Lawyers for the bank said in the Manhattan federal court filing that the government of the Virgin Islands was complicit, letting high ranking officials be bought off by Epstein and actively working with him while “reaping the benefits of his wealth.”
“He gave them money, advice, influence, and favors. In exchange, they shielded and even rewarded him,” providing lucrative tax breaks worth millions of dollars, they wrote.
Most troubling, they said, was that officials from the islands “protected Epstein, fostering the perfect conditions for Epstein’s criminal conduct to continue undetected.”
The lawyers added: “For two decades, and for long after JPMC exited Epstein as a client, the entity that most directly failed to protect public safety and most actively facilitated and benefited from Epstein’s continued criminal activity was the plaintiff in this case — the USVI government itself.”
The Virgin Islands, where Epstein had an estate, sued JPMorgan last year, saying its investigation revealed that the financial services giant enabled Epstein’s recruiters to pay victims and was “indispensable to the operation and concealment of the Epstein trafficking enterprise.”

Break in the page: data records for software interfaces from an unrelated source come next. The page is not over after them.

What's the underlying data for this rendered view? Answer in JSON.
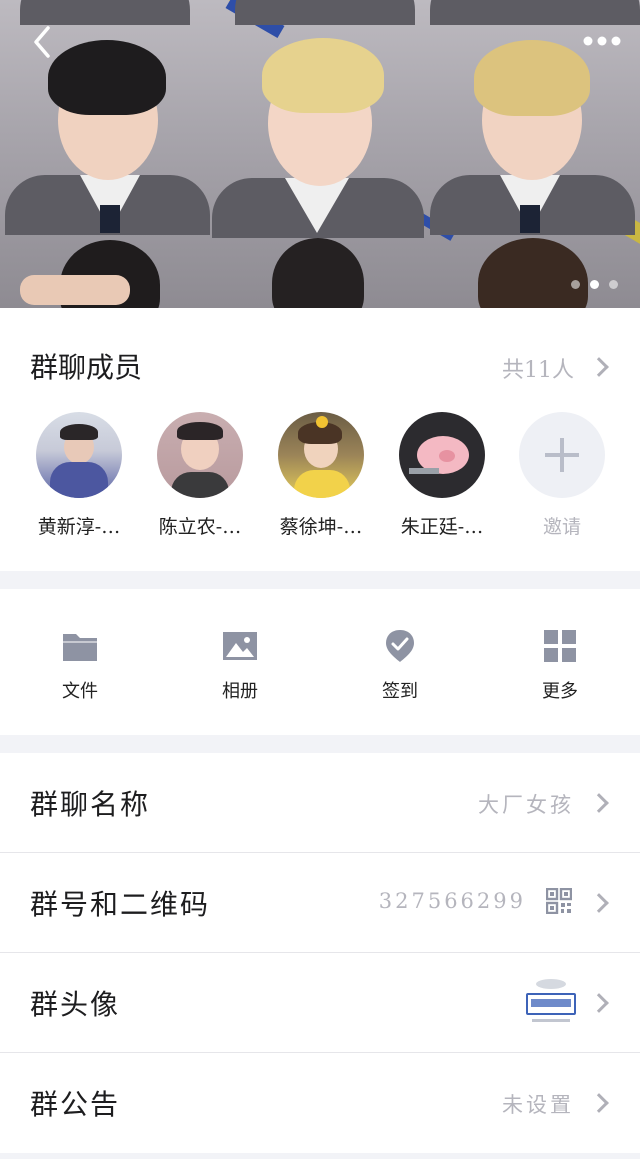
{
  "header": {
    "back_icon": "chevron-left-icon",
    "more_icon": "more-dots-icon",
    "carousel_pages": 3,
    "carousel_active": 2
  },
  "members": {
    "title": "群聊成员",
    "count": "共11人",
    "list": [
      {
        "name": "黄新淳-…"
      },
      {
        "name": "陈立农-…"
      },
      {
        "name": "蔡徐坤-…"
      },
      {
        "name": "朱正廷-…"
      }
    ],
    "invite_label": "邀请"
  },
  "tools": [
    {
      "label": "文件",
      "icon": "folder-icon"
    },
    {
      "label": "相册",
      "icon": "image-icon"
    },
    {
      "label": "签到",
      "icon": "check-in-icon"
    },
    {
      "label": "更多",
      "icon": "grid-icon"
    }
  ],
  "settings": {
    "name": {
      "title": "群聊名称",
      "value": "大厂女孩"
    },
    "number": {
      "title": "群号和二维码",
      "value": "327566299"
    },
    "avatar": {
      "title": "群头像"
    },
    "notice": {
      "title": "群公告",
      "value": "未设置"
    }
  },
  "colors": {
    "muted_text": "#b5b5bd",
    "icon_gray": "#8e93a3",
    "background": "#f2f3f7"
  }
}
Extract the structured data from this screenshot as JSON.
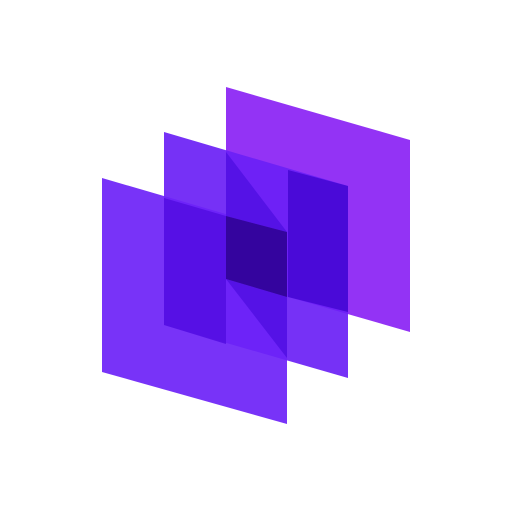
{
  "logo": {
    "icon_name": "stacked-layers-logo-icon",
    "colors": {
      "back_sheet": "#9333f5",
      "middle_sheet": "#6a1ff5",
      "front_sheet": "#6d22f7",
      "overlap_dark": "#4a0ad8",
      "overlap_deepest": "#34049e"
    }
  }
}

“JPMorgan Chase facilitated Jeffrey Epstein’s abuse, and should be held accountable for violating the law," a spokesperson from the U.S. Virgin Islands attorney general's office said in an email Tuesday. "This is an obvious attempt to shift blame away from JPMorgan Chase, which had a legal responsibility to report the evidence in its possession of Epstein’s human trafficking, and failed to do so.”
In their filing Tuesday, the bank's lawyers said Virgin Islands officials looked the other way when Epstein went through its airports with girls and young women as he donated generously to political campaigns. The lawyers said officials were lenient with requirements that he register as a sex offender, doing inspections of his residence that were “cursory at best."
“In sum, in exchange for Epstein’s cash and gifts, USVI made life easy for him,” the lawyers said. “The government mitigated any burdens from his sex offender status. And it made sure that no one asked too many questions about his transport and keeping of young girls on his island.”
Portions of the filing were heavily redacted. It asked Judge Jed Rakoff to reject the islands' attempts to prevent the bank from using defenses at trial that would expose the islands' role in Epstein's dealings.
The lawyers wrote that “alleged damages must be balanced against the considerable benefits that USVI reaped from its facilitation of Epstein’s crimes.”
Epstein was 66 when he took his life in August 2019 in a Manhattan federal jail where he was awaiting trial on sex trafficking charges. He had pleaded not guilty to charges of sexually abusing dozens of girls, some as young as 14 years old.